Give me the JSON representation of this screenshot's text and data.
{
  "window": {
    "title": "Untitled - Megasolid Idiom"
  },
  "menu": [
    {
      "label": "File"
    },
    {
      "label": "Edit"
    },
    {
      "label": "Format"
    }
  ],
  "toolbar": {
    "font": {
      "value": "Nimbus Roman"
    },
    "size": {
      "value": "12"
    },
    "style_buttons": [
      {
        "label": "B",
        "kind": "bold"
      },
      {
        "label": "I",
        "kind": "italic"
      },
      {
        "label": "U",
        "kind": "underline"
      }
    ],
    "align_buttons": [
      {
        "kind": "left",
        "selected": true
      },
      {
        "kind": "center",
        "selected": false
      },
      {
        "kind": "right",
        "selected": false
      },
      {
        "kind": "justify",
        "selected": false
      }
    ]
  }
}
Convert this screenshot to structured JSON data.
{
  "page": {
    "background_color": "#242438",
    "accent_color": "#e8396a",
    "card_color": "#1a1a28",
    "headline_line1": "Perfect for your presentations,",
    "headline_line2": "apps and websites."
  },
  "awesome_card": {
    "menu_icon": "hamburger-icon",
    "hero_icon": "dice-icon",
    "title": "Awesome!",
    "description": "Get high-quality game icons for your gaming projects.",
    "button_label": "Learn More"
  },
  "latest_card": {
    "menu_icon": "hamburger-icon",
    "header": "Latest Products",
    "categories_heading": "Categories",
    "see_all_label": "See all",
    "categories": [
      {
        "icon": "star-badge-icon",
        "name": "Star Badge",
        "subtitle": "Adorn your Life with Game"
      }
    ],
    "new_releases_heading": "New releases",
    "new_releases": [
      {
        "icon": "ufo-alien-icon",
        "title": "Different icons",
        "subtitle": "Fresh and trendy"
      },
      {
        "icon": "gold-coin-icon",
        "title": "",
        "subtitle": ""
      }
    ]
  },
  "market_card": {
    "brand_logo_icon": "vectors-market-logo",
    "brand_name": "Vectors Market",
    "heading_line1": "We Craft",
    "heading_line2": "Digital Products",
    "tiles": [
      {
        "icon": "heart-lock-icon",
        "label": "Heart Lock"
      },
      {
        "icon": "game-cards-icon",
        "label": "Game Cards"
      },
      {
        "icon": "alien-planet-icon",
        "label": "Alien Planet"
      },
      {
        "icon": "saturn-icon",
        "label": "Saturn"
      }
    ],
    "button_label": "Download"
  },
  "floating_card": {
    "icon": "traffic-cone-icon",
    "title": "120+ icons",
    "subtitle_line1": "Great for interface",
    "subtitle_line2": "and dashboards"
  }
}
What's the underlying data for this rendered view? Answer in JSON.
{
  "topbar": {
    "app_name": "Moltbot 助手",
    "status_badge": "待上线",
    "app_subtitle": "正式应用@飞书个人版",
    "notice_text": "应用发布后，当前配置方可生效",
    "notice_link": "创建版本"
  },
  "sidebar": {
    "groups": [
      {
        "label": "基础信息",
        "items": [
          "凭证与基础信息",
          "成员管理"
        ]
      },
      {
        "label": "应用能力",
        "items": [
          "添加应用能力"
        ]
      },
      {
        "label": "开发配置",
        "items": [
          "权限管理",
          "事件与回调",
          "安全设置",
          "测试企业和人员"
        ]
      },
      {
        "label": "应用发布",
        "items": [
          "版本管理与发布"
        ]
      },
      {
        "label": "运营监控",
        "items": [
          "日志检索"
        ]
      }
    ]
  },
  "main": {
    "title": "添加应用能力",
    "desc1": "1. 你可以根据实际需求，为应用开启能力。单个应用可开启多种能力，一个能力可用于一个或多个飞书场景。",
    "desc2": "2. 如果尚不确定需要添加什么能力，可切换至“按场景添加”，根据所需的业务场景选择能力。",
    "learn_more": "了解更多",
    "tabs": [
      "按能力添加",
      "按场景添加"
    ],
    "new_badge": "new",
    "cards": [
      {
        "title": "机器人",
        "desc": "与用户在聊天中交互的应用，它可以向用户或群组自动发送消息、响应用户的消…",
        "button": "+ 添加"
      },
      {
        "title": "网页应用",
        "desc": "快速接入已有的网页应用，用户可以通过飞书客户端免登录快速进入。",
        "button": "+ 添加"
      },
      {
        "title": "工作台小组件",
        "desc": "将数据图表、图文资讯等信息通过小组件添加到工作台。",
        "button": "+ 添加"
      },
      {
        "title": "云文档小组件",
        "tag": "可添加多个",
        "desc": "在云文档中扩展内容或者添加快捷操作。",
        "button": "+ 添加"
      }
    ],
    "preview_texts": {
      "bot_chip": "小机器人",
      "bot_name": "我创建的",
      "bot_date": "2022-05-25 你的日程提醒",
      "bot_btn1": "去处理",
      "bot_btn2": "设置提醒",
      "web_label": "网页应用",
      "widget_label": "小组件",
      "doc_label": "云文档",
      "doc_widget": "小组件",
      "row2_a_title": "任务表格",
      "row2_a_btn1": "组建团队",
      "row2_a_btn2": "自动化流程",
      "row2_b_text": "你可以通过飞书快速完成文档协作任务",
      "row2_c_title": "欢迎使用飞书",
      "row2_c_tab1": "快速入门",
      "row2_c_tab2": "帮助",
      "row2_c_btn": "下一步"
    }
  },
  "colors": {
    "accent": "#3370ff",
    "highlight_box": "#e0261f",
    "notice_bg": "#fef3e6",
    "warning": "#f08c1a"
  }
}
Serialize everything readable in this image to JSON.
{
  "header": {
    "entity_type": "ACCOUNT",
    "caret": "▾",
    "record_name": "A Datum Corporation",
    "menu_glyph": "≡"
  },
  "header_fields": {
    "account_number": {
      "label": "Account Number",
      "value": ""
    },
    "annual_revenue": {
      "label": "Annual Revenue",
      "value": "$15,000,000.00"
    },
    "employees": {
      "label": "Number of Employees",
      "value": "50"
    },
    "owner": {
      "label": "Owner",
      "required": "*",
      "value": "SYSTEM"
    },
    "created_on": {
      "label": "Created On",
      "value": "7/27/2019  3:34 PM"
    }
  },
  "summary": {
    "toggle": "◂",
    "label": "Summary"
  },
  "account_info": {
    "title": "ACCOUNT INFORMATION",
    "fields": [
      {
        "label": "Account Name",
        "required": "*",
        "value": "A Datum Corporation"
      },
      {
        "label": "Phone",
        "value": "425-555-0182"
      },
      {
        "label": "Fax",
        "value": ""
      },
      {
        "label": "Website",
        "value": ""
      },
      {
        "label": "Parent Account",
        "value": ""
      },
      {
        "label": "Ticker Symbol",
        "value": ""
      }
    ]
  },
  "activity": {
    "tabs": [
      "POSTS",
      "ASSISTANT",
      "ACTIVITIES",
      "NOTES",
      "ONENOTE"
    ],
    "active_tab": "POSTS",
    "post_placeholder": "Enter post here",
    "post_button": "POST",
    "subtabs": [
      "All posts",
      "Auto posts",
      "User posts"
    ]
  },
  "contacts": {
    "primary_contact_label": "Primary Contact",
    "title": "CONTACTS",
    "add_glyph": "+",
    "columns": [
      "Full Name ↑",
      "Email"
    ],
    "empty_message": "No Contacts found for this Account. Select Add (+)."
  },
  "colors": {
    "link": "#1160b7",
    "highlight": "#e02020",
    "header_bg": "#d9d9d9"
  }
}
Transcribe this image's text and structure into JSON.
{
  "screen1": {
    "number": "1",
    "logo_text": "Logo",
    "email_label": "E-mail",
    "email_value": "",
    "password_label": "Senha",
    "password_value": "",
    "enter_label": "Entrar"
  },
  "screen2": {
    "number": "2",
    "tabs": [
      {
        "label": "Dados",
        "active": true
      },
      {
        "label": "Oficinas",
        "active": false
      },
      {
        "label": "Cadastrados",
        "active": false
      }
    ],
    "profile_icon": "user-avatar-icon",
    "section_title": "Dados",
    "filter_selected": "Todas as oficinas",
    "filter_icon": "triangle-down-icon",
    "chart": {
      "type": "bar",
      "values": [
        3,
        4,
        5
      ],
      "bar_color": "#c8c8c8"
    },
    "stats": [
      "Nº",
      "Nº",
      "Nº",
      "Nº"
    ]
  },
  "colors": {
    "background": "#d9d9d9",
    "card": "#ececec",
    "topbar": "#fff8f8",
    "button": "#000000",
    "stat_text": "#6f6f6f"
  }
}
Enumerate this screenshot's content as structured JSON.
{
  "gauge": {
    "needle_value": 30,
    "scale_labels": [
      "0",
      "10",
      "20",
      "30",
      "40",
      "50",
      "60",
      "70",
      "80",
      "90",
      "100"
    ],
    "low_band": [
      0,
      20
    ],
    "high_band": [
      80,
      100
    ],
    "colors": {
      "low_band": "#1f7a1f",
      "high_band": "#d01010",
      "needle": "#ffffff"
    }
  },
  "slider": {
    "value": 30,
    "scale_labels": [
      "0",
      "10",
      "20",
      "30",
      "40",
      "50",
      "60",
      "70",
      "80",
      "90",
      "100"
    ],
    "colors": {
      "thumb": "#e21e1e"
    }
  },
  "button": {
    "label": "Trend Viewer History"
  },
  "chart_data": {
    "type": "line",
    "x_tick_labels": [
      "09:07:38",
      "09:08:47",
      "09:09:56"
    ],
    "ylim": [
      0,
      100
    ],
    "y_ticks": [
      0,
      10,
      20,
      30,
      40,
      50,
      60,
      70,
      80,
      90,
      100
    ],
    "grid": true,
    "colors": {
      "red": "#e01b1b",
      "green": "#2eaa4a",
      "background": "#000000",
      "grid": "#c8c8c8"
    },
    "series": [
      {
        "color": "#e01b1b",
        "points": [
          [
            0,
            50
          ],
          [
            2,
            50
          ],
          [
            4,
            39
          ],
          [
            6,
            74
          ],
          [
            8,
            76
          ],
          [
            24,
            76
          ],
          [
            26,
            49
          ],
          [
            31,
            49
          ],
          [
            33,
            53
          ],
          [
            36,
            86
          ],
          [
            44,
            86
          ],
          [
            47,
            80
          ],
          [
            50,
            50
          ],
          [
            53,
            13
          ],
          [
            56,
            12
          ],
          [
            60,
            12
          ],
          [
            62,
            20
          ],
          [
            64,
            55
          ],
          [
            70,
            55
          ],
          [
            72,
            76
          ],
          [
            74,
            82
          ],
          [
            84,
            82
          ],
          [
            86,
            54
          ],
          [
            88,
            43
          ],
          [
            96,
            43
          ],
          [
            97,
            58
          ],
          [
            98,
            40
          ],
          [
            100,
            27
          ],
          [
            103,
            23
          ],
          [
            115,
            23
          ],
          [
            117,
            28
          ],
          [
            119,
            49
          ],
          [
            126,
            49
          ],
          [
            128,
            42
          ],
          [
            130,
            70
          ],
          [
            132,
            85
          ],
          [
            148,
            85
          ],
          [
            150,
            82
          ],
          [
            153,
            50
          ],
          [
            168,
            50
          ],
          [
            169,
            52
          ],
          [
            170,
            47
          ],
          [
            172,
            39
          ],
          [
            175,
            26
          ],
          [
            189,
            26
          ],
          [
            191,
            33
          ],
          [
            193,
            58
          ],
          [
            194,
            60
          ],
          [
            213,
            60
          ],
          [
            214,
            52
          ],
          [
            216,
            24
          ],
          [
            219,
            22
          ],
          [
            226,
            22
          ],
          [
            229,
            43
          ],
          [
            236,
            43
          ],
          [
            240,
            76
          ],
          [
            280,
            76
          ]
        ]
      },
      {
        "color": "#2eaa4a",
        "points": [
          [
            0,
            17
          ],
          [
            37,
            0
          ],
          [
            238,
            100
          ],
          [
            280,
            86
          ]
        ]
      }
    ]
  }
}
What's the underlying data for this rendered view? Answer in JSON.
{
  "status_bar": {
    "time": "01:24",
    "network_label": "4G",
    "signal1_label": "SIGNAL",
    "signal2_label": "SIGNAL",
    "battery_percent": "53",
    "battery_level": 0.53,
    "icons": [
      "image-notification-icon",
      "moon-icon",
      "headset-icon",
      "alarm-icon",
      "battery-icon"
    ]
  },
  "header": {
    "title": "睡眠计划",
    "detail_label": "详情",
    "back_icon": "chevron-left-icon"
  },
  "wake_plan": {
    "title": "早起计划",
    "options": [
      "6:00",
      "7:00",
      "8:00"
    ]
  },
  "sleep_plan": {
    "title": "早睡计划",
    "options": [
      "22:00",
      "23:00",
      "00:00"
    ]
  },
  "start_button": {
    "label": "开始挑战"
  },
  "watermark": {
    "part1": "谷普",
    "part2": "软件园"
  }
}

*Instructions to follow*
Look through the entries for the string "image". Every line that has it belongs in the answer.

*Output below*
Serialize everything readable in this image to JSON.
Transcribe this image's text and structure into JSON.
      "image-notification-icon",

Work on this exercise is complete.